A primary way in which the victim paradigm is enforced, is through the use of language that negatively frames their experiences. The lives of the women profiled are written about using descriptors such as “burden,” “victimized,” or in statements that boldly declare “nobody cares,” ultimately implying that black transwomen have little to no agency or cultural efficacy.

In an article for The Root titled No Justice for CeCe, Kelle Terrell exhibits this trend by writing

“black transgender people like CeCe McDonald will continue to look over their shoulders, scared as hell, knowing that when danger lurks, if they have the audacity to fight back and not allow themselves to be killed, there’s a good chance that they are the ones who will be punished. The message is crystal clear: Transgender people have very little value in this world, dead or alive.”

The assumption made by Terrell that black transwomen are confined to living a life of perpetual fear based on expectations of violence and inevitable death, is a troubling gesture that paints a grim picture of black trans subjects as being fearful of our own identity. This rhetorical move negates the agency of pleasure and personal acceptance that is involved in living openly and freely as a black transgender individual, despite the societal consequences of doing so.
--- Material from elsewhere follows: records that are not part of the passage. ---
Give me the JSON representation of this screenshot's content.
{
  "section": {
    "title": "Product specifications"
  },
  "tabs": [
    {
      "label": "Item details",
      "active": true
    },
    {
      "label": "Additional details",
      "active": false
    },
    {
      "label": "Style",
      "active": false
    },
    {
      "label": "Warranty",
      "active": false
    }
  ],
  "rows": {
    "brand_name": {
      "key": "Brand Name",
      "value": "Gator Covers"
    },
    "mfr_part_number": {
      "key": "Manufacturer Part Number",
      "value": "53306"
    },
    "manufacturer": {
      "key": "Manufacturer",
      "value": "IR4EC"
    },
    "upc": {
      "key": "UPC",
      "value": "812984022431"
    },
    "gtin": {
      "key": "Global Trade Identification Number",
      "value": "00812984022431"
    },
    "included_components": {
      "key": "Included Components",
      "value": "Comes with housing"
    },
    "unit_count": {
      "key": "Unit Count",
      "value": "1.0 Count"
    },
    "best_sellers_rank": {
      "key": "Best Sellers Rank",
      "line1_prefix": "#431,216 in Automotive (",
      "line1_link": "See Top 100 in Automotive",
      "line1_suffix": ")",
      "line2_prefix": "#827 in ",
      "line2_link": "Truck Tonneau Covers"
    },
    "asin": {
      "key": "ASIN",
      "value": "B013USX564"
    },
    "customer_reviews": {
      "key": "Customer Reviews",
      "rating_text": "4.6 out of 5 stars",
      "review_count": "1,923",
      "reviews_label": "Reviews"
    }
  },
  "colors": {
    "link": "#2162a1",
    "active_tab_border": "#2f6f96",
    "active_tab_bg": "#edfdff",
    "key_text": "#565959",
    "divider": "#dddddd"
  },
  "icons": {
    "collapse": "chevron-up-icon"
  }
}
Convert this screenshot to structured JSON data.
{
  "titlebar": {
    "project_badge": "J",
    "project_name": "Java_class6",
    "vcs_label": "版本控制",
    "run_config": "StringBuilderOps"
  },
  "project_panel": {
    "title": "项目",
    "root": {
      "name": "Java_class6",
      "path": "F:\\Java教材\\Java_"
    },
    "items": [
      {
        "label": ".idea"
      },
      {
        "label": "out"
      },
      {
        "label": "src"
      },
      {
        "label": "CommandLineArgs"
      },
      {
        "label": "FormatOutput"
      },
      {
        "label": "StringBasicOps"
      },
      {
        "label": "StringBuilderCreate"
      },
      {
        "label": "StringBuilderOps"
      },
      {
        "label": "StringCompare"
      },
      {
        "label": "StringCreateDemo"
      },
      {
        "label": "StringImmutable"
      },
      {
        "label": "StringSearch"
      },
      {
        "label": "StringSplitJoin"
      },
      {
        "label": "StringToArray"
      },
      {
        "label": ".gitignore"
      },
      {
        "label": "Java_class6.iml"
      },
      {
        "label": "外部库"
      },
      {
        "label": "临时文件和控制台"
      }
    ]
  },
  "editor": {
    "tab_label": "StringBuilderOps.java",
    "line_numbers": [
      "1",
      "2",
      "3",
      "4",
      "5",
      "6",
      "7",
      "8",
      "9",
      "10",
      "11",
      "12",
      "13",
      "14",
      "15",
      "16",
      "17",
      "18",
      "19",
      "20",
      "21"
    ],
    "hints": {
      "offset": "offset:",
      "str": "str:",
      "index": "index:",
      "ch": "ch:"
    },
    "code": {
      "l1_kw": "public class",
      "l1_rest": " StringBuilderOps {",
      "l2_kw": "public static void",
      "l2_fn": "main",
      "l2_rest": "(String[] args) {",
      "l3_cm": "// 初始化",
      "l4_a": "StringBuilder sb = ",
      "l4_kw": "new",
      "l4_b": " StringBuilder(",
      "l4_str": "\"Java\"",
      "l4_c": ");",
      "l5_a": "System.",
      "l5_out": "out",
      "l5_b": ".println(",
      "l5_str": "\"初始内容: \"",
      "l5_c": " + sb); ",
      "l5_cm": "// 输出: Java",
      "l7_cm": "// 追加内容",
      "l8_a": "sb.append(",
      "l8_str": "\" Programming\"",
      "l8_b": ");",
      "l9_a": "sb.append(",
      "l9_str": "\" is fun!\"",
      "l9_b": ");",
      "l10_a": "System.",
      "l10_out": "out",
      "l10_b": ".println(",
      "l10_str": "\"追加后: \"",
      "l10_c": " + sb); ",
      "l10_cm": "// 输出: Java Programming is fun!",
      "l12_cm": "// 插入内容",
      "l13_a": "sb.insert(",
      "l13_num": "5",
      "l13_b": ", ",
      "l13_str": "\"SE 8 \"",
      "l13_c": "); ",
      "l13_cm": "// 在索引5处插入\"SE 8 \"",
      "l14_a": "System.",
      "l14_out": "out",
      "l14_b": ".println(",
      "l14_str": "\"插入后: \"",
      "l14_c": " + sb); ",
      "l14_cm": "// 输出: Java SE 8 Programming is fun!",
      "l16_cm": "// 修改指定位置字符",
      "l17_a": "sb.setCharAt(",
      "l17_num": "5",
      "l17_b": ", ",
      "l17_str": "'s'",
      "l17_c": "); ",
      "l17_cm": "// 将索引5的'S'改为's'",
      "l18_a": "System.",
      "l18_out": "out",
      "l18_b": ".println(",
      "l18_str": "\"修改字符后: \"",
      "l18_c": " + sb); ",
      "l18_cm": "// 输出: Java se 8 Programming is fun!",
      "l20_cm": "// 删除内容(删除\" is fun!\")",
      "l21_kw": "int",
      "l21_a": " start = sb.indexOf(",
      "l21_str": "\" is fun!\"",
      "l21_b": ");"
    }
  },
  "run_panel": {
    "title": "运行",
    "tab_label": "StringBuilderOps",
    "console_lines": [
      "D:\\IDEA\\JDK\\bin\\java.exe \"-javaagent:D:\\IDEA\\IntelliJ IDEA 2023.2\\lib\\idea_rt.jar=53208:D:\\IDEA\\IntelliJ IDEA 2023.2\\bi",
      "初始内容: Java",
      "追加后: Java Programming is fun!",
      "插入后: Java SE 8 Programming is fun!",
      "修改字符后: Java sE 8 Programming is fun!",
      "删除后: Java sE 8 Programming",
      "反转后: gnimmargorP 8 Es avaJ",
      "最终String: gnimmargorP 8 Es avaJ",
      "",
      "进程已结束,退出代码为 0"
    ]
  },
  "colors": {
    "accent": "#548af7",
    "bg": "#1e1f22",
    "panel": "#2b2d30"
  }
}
The victimization of black transwomen is also produced by associating violence as the main impetus for their inclusion in the public discussions of LGBT visibility. Though violence and death are, in fact, a harsh reality for my sisters, in order to present a more complex image of black transwomen, it’s important that we also seek out and produce affirming stories of survival to demonstrate the multiple ways in which they actively resist the limitations of the “murder narrative.”

At the same time, we cannot continue to marginalize or completely erase the voices of black transwomen from the discourse of their lives by relying on non-trans “gender experts” or white trans subjects to articulate the nuances of blackness. Including and actively listening to the voices of black transwomen, reflects their vital role in the social construction of their own identity, further destabilizing notions of a silenced victimhood.

Indeed, there exists real threats against black transgender people as we experience intersecting levels of discrimination on a daily basis. For black transwomen, though they embody an identity that deems them second-class citizens like cisgender women of color, they are not merely victims. But if we do not introduce alternative black trans narratives, how will we know?